What is required = Which lines of the entries below include "java"? List them all.

- - -

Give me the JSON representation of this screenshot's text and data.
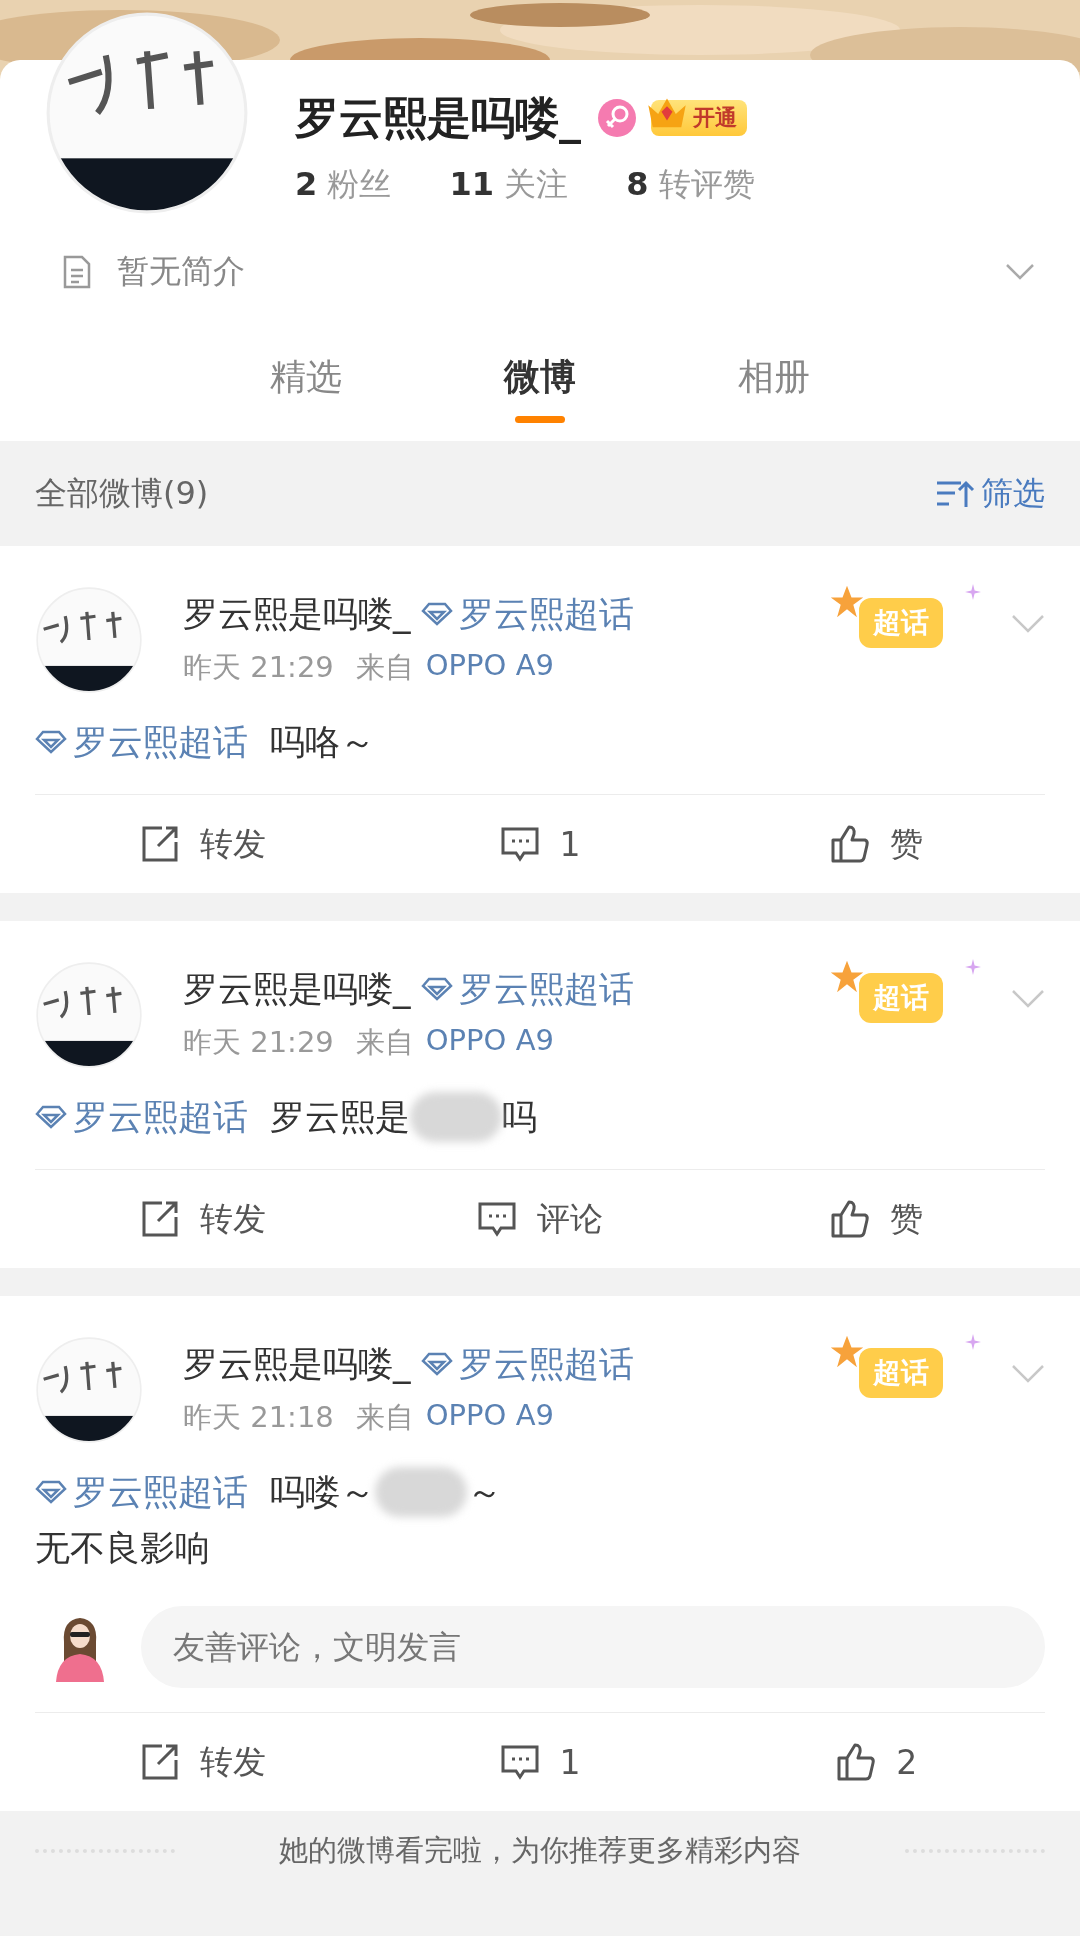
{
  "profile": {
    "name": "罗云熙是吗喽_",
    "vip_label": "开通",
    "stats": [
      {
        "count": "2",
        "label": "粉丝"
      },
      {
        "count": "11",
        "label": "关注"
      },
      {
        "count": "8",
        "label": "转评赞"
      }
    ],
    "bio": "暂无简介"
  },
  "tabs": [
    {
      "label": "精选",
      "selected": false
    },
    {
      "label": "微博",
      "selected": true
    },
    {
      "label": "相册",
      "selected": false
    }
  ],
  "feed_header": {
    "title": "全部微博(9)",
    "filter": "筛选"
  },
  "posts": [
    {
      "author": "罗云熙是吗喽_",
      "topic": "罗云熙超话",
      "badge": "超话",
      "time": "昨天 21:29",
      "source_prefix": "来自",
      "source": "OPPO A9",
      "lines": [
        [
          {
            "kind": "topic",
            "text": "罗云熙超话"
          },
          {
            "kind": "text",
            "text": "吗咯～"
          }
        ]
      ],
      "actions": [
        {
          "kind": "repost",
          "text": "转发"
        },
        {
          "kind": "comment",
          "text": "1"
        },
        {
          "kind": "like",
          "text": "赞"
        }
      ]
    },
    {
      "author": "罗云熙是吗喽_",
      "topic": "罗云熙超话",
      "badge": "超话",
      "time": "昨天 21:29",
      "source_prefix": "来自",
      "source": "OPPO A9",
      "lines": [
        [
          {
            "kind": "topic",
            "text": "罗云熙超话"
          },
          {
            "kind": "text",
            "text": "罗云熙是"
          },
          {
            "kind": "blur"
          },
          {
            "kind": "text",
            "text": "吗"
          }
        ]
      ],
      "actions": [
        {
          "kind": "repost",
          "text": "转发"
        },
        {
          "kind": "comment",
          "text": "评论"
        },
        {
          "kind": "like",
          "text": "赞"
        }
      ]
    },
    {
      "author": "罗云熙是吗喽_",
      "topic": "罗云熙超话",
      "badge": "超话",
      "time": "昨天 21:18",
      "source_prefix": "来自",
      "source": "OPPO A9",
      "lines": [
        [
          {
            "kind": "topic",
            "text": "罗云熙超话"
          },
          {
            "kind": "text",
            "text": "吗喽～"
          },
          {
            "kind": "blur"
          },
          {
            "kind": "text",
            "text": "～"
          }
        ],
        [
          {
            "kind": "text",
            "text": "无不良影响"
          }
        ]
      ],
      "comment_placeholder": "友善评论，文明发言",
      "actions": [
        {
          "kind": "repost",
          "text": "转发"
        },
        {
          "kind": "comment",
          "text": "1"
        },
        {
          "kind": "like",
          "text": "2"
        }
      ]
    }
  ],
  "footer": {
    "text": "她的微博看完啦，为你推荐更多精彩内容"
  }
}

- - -

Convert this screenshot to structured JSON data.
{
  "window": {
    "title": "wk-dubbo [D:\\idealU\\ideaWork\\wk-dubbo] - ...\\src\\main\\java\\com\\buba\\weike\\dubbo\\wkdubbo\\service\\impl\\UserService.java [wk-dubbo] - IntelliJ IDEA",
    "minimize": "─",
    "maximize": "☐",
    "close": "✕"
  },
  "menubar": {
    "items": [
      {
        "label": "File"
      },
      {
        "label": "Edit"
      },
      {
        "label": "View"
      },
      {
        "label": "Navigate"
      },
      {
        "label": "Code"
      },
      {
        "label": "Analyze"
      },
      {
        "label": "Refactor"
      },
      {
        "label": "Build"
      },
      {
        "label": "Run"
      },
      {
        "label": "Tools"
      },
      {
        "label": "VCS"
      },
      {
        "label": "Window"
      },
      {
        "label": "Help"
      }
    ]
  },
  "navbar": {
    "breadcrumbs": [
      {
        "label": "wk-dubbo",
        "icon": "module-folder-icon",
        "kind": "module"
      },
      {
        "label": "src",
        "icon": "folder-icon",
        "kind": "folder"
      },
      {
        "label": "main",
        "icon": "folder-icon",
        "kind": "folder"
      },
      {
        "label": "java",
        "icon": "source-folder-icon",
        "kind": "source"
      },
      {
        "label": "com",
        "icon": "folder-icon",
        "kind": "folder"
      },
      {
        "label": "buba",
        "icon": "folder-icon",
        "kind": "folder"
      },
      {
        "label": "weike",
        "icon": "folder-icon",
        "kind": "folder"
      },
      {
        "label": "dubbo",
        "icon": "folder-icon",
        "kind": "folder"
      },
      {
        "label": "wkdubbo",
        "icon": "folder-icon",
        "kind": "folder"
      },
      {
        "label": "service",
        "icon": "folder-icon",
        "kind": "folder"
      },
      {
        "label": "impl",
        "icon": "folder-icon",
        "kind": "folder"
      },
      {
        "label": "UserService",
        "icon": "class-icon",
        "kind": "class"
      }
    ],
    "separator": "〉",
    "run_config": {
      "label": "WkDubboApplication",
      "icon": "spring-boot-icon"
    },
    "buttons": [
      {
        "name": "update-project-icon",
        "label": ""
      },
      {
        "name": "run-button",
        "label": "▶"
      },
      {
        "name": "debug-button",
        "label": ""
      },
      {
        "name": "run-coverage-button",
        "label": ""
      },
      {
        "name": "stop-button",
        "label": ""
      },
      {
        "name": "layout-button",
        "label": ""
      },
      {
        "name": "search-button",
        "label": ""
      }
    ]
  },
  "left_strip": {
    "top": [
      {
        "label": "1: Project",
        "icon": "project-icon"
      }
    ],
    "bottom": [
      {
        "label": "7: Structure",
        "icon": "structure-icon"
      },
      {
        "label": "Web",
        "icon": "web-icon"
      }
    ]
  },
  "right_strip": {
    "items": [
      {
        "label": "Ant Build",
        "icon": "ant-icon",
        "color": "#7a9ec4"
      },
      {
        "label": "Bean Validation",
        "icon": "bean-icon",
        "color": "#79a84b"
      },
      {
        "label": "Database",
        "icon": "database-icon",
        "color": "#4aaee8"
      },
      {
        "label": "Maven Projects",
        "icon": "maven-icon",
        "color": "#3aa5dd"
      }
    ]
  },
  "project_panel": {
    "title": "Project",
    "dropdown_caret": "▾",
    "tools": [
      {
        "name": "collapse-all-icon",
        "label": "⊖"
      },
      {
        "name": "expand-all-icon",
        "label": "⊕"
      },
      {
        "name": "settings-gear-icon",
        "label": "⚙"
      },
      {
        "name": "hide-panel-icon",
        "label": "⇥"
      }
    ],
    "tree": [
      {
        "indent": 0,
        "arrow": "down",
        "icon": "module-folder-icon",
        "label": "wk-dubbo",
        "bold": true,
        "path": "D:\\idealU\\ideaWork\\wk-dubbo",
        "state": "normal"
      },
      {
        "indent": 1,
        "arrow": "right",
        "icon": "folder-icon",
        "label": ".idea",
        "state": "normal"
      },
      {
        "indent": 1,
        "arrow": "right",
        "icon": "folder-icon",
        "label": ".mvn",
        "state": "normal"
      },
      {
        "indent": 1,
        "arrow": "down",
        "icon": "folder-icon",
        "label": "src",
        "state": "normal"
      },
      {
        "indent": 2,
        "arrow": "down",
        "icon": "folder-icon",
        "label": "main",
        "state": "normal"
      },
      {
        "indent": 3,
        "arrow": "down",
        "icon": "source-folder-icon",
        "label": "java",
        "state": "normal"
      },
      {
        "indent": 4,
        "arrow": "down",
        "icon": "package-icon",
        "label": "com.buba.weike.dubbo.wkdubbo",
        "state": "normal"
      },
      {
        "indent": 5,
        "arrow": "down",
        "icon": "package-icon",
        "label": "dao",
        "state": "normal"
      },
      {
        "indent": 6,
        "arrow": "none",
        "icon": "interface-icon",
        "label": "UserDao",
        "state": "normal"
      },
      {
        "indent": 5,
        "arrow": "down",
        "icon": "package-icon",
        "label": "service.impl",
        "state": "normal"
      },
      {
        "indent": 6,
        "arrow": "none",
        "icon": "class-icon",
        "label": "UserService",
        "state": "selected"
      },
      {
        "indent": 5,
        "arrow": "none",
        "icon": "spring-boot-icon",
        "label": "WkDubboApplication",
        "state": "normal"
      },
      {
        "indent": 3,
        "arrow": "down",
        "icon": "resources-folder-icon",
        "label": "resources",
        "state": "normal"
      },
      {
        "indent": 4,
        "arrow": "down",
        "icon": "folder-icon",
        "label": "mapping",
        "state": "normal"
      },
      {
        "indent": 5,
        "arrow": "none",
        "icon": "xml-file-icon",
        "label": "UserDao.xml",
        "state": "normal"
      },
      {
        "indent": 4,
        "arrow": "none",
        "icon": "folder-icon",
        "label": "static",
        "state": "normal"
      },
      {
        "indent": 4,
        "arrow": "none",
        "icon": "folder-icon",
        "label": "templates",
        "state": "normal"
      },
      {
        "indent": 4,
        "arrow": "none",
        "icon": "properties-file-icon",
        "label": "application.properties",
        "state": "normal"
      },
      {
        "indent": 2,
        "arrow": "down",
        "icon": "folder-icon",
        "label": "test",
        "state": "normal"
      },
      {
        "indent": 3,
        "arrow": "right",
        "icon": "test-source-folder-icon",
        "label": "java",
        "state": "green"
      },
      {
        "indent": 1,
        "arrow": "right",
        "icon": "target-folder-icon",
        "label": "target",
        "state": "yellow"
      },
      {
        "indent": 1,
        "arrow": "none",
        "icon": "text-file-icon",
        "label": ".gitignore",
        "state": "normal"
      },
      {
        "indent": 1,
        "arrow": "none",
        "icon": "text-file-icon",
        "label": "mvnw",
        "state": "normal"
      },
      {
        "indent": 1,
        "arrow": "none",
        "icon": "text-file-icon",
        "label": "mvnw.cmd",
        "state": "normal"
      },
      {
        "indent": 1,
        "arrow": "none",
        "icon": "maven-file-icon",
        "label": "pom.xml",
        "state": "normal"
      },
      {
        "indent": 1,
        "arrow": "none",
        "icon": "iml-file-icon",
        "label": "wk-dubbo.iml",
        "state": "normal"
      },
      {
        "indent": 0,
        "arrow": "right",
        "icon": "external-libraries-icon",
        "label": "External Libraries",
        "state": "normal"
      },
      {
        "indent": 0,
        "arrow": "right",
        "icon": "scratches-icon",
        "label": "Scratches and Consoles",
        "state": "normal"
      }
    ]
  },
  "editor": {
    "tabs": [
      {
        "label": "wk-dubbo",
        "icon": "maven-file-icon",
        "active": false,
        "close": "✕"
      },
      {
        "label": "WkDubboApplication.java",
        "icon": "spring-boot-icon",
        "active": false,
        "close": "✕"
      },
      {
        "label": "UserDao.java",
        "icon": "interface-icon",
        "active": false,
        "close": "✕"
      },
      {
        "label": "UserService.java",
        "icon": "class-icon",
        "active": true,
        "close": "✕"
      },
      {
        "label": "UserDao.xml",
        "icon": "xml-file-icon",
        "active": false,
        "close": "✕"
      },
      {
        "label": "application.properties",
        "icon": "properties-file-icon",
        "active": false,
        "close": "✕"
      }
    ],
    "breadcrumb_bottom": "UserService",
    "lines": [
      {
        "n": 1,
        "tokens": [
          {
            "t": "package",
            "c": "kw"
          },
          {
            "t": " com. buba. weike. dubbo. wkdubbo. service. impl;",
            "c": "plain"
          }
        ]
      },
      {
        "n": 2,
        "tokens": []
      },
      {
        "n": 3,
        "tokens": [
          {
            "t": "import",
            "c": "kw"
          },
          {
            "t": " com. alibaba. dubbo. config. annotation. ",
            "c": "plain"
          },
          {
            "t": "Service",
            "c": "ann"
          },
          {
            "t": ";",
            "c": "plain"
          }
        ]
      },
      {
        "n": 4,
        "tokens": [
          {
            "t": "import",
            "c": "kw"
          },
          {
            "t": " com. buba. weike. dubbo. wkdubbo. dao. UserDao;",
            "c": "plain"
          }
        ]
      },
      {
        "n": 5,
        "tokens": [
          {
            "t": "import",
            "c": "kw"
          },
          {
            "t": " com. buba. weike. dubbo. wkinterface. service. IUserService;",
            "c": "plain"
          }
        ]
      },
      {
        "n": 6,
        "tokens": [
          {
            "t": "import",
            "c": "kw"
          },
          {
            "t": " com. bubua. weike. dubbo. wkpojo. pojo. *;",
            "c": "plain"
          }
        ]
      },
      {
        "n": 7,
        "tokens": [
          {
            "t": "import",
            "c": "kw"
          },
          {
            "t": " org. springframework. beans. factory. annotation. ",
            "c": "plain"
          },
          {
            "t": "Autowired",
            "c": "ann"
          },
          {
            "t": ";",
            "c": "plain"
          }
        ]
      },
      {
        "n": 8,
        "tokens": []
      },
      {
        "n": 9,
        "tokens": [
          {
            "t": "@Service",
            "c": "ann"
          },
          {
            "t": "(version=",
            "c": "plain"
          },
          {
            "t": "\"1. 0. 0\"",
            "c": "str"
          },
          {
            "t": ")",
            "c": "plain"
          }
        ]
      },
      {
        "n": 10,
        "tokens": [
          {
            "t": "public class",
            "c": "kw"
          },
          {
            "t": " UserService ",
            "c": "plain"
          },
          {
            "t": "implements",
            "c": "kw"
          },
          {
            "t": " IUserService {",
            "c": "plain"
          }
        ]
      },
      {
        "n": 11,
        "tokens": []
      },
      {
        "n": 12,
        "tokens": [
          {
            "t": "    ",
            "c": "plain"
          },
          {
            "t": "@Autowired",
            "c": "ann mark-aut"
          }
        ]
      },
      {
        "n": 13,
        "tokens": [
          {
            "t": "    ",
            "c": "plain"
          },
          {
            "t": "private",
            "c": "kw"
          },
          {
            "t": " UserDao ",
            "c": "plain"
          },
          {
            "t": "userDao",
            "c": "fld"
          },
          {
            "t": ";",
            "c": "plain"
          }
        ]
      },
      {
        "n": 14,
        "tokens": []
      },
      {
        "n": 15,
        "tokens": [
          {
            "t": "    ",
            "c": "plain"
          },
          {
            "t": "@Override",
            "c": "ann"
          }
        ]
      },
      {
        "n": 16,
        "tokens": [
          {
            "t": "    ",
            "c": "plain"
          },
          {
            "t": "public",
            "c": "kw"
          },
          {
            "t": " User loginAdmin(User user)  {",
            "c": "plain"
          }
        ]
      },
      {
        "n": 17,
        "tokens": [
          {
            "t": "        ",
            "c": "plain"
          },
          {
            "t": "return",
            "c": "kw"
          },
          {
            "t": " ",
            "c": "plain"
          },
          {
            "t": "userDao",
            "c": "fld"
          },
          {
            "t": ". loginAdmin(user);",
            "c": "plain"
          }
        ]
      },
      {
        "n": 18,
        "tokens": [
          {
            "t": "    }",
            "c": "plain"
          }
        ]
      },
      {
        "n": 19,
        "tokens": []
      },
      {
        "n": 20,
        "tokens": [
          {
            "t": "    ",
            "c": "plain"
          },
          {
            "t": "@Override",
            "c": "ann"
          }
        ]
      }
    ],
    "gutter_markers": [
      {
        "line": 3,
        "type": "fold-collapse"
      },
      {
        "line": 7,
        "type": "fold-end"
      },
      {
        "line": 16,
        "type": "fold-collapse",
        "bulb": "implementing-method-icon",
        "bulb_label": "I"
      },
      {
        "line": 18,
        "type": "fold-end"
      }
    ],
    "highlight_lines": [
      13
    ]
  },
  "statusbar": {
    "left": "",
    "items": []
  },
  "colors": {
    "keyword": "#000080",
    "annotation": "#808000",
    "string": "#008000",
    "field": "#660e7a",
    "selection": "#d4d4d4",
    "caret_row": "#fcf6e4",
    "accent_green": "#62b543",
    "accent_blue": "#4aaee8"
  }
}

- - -

Task solution =
    "title": "wk-dubbo [D:\\idealU\\ideaWork\\wk-dubbo] - ...\\src\\main\\java\\com\\buba\\weike\\dubbo\\wkdubbo\\service\\impl\\UserService.java [wk-dubbo] - IntelliJ IDEA",
        "label": "java",
        "label": "java",
        "label": "java",
        "label": "WkDubboApplication.java",
        "label": "UserDao.java",
        "label": "UserService.java",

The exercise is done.